##### Exercise material
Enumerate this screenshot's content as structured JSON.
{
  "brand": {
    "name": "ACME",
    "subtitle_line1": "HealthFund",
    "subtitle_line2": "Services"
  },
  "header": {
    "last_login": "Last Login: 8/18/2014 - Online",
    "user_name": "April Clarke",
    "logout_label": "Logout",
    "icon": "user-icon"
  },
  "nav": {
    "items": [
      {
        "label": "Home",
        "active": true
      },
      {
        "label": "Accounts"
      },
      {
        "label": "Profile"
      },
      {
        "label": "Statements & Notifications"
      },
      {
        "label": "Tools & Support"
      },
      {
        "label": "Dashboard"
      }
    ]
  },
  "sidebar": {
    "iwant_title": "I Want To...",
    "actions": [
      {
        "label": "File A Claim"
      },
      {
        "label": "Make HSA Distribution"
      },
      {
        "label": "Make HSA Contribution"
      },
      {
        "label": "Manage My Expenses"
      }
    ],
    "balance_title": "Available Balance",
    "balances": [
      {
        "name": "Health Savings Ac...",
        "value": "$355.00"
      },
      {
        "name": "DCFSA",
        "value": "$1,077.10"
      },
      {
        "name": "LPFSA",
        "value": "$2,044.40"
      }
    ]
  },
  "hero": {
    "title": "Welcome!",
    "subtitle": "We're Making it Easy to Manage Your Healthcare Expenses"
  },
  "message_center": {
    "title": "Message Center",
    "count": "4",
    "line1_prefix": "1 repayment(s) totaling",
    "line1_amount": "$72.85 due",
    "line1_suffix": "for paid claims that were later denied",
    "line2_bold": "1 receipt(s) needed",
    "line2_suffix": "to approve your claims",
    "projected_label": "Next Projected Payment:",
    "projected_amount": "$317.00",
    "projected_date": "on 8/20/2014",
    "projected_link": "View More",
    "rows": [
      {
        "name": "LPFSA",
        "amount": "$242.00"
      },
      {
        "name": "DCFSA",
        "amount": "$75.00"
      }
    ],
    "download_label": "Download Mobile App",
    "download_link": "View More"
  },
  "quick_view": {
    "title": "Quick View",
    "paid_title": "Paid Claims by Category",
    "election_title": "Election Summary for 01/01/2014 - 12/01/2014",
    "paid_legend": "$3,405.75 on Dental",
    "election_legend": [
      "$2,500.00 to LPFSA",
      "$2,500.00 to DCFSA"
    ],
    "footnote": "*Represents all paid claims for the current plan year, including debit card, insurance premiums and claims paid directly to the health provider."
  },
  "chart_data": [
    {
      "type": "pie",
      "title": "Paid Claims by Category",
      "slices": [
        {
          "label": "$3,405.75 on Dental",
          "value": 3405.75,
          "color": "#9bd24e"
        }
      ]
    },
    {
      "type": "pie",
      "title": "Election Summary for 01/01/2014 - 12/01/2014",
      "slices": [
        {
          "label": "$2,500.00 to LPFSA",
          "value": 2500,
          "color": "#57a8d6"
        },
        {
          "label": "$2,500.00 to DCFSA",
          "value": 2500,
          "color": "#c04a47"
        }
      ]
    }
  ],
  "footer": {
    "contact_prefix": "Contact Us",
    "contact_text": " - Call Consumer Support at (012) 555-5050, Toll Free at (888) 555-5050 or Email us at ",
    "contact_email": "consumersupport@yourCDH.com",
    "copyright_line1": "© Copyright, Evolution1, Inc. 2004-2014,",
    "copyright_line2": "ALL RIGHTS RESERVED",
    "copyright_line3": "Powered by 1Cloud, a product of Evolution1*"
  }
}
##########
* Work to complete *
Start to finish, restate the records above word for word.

* Solution below *
Enumerate this screenshot's content as structured JSON.
{
  "brand": {
    "name": "ACME",
    "subtitle_line1": "HealthFund",
    "subtitle_line2": "Services"
  },
  "header": {
    "last_login": "Last Login: 8/18/2014 - Online",
    "user_name": "April Clarke",
    "logout_label": "Logout",
    "icon": "user-icon"
  },
  "nav": {
    "items": [
      {
        "label": "Home",
        "active": true
      },
      {
        "label": "Accounts"
      },
      {
        "label": "Profile"
      },
      {
        "label": "Statements & Notifications"
      },
      {
        "label": "Tools & Support"
      },
      {
        "label": "Dashboard"
      }
    ]
  },
  "sidebar": {
    "iwant_title": "I Want To...",
    "actions": [
      {
        "label": "File A Claim"
      },
      {
        "label": "Make HSA Distribution"
      },
      {
        "label": "Make HSA Contribution"
      },
      {
        "label": "Manage My Expenses"
      }
    ],
    "balance_title": "Available Balance",
    "balances": [
      {
        "name": "Health Savings Ac...",
        "value": "$355.00"
      },
      {
        "name": "DCFSA",
        "value": "$1,077.10"
      },
      {
        "name": "LPFSA",
        "value": "$2,044.40"
      }
    ]
  },
  "hero": {
    "title": "Welcome!",
    "subtitle": "We're Making it Easy to Manage Your Healthcare Expenses"
  },
  "message_center": {
    "title": "Message Center",
    "count": "4",
    "line1_prefix": "1 repayment(s) totaling",
    "line1_amount": "$72.85 due",
    "line1_suffix": "for paid claims that were later denied",
    "line2_bold": "1 receipt(s) needed",
    "line2_suffix": "to approve your claims",
    "projected_label": "Next Projected Payment:",
    "projected_amount": "$317.00",
    "projected_date": "on 8/20/2014",
    "projected_link": "View More",
    "rows": [
      {
        "name": "LPFSA",
        "amount": "$242.00"
      },
      {
        "name": "DCFSA",
        "amount": "$75.00"
      }
    ],
    "download_label": "Download Mobile App",
    "download_link": "View More"
  },
  "quick_view": {
    "title": "Quick View",
    "paid_title": "Paid Claims by Category",
    "election_title": "Election Summary for 01/01/2014 - 12/01/2014",
    "paid_legend": "$3,405.75 on Dental",
    "election_legend": [
      "$2,500.00 to LPFSA",
      "$2,500.00 to DCFSA"
    ],
    "footnote": "*Represents all paid claims for the current plan year, including debit card, insurance premiums and claims paid directly to the health provider."
  },
  "chart_data": [
    {
      "type": "pie",
      "title": "Paid Claims by Category",
      "slices": [
        {
          "label": "$3,405.75 on Dental",
          "value": 3405.75,
          "color": "#9bd24e"
        }
      ]
    },
    {
      "type": "pie",
      "title": "Election Summary for 01/01/2014 - 12/01/2014",
      "slices": [
        {
          "label": "$2,500.00 to LPFSA",
          "value": 2500,
          "color": "#57a8d6"
        },
        {
          "label": "$2,500.00 to DCFSA",
          "value": 2500,
          "color": "#c04a47"
        }
      ]
    }
  ],
  "footer": {
    "contact_prefix": "Contact Us",
    "contact_text": " - Call Consumer Support at (012) 555-5050, Toll Free at (888) 555-5050 or Email us at ",
    "contact_email": "consumersupport@yourCDH.com",
    "copyright_line1": "© Copyright, Evolution1, Inc. 2004-2014,",
    "copyright_line2": "ALL RIGHTS RESERVED",
    "copyright_line3": "Powered by 1Cloud, a product of Evolution1*"
  }
}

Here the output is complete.